It is 2022 and New Zealand is still building unhealthy homes. Many things contribute to unhealthy homes, but a big contributor is moisture forming within the building structure which encourages the growth of mould and rot.

Dampness due to condensation can lead to fungal growth which harms occupants, causes decay in structural timbers and accelerates corrosion of metal components and fixings. There is also the risk that insulation will suffer a reduction in its thermal efficiency, which creates a negative spiral. These effects may be taking place within the structure but with no visible indication of problems. However, it may also appear that the roof is leaking, when in fact the issue is interstitial condensation.


How does it happen?

Moisture-producing activities take place in most buildings. Bathrooms, kitchens, laundries and swimming pools are all sources of high indoor humidity. In addition, humans exhale an estimated 400ml of water vapour a day. All this moisture, combined with our high Relative Humidity (RH), means our buildings have to deal with a lot of moisture on a daily basis.

Air has a limited capacity for carrying water vapour. At full capacity, it is said to be fully saturated. The moisture vapour in air exerts a pressure known as the vapour pressure.
The temperature at which the air becomes fully saturated with moisture, ie 100% Relative Humidity, is called the dew point. When warm moist air meets a cold surface it is cooled, and if its temperature drops below the dew point it will give up moisture in the form of surface condensation. It is in dark, damp conditions such as a roof or wall with interstitial condensation that mould and rot thrive.
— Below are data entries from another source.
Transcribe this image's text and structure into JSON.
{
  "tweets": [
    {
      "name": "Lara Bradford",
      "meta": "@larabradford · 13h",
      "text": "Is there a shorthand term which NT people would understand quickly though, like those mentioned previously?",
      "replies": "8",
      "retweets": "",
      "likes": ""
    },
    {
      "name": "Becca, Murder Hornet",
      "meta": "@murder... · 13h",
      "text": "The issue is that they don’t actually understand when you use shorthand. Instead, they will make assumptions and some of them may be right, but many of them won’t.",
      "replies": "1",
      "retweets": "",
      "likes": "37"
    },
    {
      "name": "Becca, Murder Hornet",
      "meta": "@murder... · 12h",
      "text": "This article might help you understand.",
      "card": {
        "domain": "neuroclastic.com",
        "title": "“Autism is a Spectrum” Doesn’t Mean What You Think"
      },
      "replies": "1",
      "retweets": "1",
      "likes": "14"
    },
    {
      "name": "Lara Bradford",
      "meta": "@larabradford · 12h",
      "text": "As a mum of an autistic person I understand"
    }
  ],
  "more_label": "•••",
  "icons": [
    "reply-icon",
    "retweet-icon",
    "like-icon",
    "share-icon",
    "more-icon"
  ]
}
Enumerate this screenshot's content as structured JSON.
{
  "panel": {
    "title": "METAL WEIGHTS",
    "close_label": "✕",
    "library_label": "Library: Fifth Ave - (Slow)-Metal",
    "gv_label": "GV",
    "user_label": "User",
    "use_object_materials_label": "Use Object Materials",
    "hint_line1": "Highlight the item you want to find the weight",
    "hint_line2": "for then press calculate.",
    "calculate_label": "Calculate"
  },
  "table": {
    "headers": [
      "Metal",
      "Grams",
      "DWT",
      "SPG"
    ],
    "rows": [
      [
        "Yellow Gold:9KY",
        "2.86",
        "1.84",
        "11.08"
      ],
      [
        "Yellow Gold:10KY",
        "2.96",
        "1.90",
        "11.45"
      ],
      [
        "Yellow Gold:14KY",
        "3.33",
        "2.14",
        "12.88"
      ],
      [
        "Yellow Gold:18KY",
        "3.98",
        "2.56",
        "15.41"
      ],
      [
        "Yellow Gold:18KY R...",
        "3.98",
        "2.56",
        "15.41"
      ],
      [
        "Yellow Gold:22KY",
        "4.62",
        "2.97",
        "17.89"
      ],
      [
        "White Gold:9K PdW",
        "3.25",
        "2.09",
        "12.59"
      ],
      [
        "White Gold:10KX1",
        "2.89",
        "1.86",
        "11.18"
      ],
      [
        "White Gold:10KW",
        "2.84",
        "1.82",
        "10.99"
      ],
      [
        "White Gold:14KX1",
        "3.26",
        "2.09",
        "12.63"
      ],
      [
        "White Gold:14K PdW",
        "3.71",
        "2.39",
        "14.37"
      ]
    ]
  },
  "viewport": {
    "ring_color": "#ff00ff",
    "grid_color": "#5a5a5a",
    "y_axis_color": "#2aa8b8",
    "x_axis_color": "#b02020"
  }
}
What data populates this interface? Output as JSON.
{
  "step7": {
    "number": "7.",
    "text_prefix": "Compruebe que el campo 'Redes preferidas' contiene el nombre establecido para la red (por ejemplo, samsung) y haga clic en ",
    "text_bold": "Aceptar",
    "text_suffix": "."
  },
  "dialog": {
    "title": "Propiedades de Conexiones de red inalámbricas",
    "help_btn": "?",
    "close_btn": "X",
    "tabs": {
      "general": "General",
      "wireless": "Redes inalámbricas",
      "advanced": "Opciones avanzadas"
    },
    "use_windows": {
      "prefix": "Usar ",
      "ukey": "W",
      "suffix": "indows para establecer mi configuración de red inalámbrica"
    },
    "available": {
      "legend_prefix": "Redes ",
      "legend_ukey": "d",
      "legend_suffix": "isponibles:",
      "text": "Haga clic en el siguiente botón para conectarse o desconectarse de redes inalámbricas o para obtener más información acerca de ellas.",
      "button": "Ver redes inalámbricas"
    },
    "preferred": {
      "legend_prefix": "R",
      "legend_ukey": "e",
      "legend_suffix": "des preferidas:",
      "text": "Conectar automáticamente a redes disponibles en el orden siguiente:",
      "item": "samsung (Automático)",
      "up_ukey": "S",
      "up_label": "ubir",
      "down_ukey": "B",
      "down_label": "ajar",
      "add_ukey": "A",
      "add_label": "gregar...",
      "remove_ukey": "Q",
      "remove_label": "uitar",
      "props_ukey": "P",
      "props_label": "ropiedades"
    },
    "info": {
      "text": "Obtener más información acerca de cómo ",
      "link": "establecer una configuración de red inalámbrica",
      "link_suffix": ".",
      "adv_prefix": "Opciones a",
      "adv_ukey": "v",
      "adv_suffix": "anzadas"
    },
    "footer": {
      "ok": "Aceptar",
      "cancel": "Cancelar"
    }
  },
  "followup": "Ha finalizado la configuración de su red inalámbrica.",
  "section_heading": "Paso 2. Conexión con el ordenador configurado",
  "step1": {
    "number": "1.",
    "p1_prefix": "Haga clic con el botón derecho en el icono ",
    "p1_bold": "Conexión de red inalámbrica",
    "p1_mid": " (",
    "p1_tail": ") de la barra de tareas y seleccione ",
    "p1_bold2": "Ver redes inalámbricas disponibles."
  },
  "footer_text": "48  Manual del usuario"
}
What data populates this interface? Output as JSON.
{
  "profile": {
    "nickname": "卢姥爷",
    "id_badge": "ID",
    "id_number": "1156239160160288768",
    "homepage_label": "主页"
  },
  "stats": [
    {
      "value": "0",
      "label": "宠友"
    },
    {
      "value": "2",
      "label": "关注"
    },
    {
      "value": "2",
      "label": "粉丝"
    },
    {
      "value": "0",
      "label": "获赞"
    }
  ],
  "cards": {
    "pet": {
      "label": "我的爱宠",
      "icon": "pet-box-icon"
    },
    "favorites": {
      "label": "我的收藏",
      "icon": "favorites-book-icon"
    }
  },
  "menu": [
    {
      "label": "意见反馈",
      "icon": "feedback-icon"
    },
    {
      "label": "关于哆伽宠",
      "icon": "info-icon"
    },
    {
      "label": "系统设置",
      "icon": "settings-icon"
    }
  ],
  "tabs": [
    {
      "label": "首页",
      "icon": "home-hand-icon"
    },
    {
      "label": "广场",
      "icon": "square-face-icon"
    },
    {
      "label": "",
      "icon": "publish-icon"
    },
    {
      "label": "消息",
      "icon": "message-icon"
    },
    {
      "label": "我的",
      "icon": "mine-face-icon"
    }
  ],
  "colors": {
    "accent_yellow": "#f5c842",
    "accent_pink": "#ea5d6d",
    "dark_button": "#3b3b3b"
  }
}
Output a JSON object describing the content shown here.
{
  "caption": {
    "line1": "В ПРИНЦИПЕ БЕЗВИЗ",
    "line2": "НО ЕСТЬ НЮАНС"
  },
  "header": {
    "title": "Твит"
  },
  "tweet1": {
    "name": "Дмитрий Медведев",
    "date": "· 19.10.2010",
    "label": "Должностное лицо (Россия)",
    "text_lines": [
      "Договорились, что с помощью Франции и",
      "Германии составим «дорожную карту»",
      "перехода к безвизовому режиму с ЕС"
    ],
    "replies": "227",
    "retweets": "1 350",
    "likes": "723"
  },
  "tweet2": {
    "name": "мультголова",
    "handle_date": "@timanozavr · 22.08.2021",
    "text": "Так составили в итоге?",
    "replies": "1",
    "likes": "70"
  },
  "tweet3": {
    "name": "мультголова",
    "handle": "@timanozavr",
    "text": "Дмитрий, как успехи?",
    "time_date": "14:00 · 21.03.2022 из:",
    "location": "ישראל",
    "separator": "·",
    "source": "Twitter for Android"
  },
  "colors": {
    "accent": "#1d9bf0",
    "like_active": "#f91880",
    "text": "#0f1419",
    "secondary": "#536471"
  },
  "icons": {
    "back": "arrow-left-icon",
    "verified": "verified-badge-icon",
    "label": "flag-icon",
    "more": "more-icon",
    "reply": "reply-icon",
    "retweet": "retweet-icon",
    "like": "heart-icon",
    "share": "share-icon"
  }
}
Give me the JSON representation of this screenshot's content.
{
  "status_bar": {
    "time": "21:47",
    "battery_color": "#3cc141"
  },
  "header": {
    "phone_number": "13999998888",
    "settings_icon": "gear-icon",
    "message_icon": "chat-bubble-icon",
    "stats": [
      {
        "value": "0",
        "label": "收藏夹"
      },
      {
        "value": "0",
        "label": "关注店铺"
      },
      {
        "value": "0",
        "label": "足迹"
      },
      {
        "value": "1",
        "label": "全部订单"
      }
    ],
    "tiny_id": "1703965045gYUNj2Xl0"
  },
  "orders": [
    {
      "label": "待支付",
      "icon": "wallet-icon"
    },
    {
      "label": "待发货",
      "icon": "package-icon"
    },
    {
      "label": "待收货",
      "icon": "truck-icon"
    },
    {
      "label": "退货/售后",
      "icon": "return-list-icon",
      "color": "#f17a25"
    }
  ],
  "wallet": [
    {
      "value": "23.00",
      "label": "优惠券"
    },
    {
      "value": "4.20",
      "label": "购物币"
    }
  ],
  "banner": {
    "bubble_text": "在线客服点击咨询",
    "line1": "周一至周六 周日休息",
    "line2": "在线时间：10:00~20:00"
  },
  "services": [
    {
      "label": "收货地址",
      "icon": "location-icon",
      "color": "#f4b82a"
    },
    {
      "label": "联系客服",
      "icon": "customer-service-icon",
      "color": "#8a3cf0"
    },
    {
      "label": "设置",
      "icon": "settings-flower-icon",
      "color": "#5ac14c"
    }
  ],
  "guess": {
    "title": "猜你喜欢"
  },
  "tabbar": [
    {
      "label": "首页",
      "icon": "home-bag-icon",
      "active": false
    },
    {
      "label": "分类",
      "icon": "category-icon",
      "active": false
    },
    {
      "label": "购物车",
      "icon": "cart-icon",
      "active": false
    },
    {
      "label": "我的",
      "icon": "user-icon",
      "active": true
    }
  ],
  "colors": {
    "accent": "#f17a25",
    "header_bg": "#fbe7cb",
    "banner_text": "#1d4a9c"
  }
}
Early warning signs

As we all know, warm air rises, taking water vapour with it. Therefore, the first signs of building damage usually become visible within the roof structure. Initial indicators are ceiling linings cracking or sagging, or mould growth. These signs should not be ignored.

How can we stop condensation?

Easier said than done. Not cooking, bathing or breathing is not an option. What we can do is ensure that areas such as kitchens and bathrooms are effectively mechanically vented to the outside. Lowering the moisture will reduce condensation but unfortunately will not eliminate it.

Traditional Flat Roofs provide a cold surface which risks interstitial condensation forming. A cold roof is therefore required to be ventilated. In many flat roof designs, this ventilation is achieved with ventilation domes. But ventilation is imprecise and in some cases can effectively allow heated air to escape the home, which is very wasteful.

A Warm Roof design can be preferred as the vapour barrier prevents condensation from occurring in the first place. The insulation is continuous, so there are no thermal bridges, and the insulation is not degraded over time by moisture concerns.

Installing the same R-Value insulation product into a warm or cold roof will result in very different construction R-Values. The shortcomings of a cold roof system is clearly demonstrated when comparing the two methods in Design Navigator. 


Suitable thermal insulation should be included above both a vapour barrier and the building's structure. This insulation layer must have sufficient insulation value for its underside to remain above the temperature at which condensation can start, even in the coldest design conditions.

When specifying the amount of insulation, bear in mind that New Zealand’s minimum building code requirements are significantly lower than the rest of the Western world. Insulation is hard to retrofit and will save energy for decades to come.

Should cost be a concern?

We have proven examples over the last 10 years where a Warm Roof is considerably more cost effective to install than a traditional flat roof on ply substrate. Once installed, the new homeowners will be on the way to a healthy and energy-efficient home.

Controlling internal moisture by correctly specifying and detailing a warm roof system with an air vapour barrier is a key component of any new Flat Roof design. Once the science and economics are understood, it is hard to imagine why anyone would compromise and settle for a traditional cold roof design!